Irokawa was born in 1925 and graduated from the Department of National History at the University of Tokyo in 1948, just a few years after his country surrendered unconditionally after massive wartime destruction, including detonation of two atomic bombs over Japanese cities. Subsequently he became Professor of Japanese History at Tokyo University of Economics and has been a major force in Japanese history. He served in the Imperial Navy and developed an intense skepticism about Japanese pre-war thought. The nation’s authoritarian rulers and their record of militarism and repression shaped him as a radical. He came to view Japanese history after 1868 as an evolving social
and political system imposed from the top down with little regard for the lives, needs, and “culture” of ordinary people. Especially culpable in his eyes was the “emperor system” claimed as a “spiritual structure”
that came to prevail after Japan was launched on a program of modernization: “Meiji liberated the natural talents of the Japanese people … On the other hand, it also gave birth to desperate farming villages, to shockingly uncivilized conditions among the urban poor, and to the emperor system … Its poison invaded the body of the masses to form a deeply rooted slave mentality” (19). The spirit of doubt and criticism he cultivated also included as a target the slavish acceptance of Western culture, which he believed had penetrated the hinterland and damaged Japanese consciousness. He rejected the prevailing fashion of Marxism:
I wrote this work … in the fall of 1969 when the concept of ‘people’s history’ had yet to win acceptance among Japanese historians. The hold of Marxism was still so strong then that it fettered most of us and stiﬂed scholarly creativity.
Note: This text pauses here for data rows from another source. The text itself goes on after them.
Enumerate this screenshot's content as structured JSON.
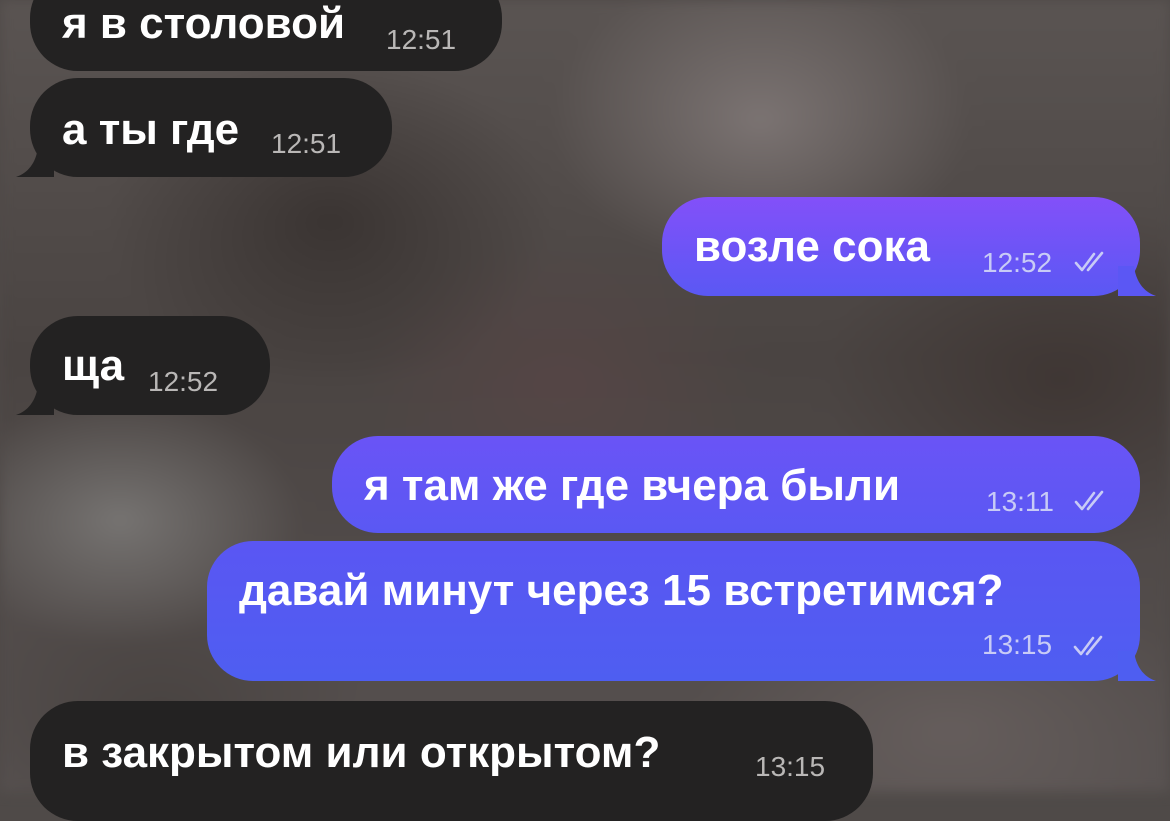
{
  "messages": [
    {
      "direction": "incoming",
      "text": "я в столовой",
      "time": "12:51"
    },
    {
      "direction": "incoming",
      "text": "а ты где",
      "time": "12:51"
    },
    {
      "direction": "outgoing",
      "text": "возле сока",
      "time": "12:52",
      "status_icon": "double-check-icon"
    },
    {
      "direction": "incoming",
      "text": "ща",
      "time": "12:52"
    },
    {
      "direction": "outgoing",
      "text": "я там же где вчера были",
      "time": "13:11",
      "status_icon": "double-check-icon"
    },
    {
      "direction": "outgoing",
      "text": "давай минут через 15 встретимся?",
      "time": "13:15",
      "status_icon": "double-check-icon"
    },
    {
      "direction": "incoming",
      "text": "в закрытом или открытом?",
      "time": "13:15"
    }
  ],
  "colors": {
    "incoming_bubble": "#232222",
    "outgoing_top": "#8350f9",
    "outgoing_bottom": "#4e5ef1",
    "text": "#ffffff",
    "incoming_time": "#b9b7b6",
    "outgoing_time": "#c8cbf6"
  }
}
Most of us were trying to explain our nation’s past from the material base of society by studying land ownership and other economic relationships, or else through a thesis of class conﬂict … between ruling elites and opposition leaders.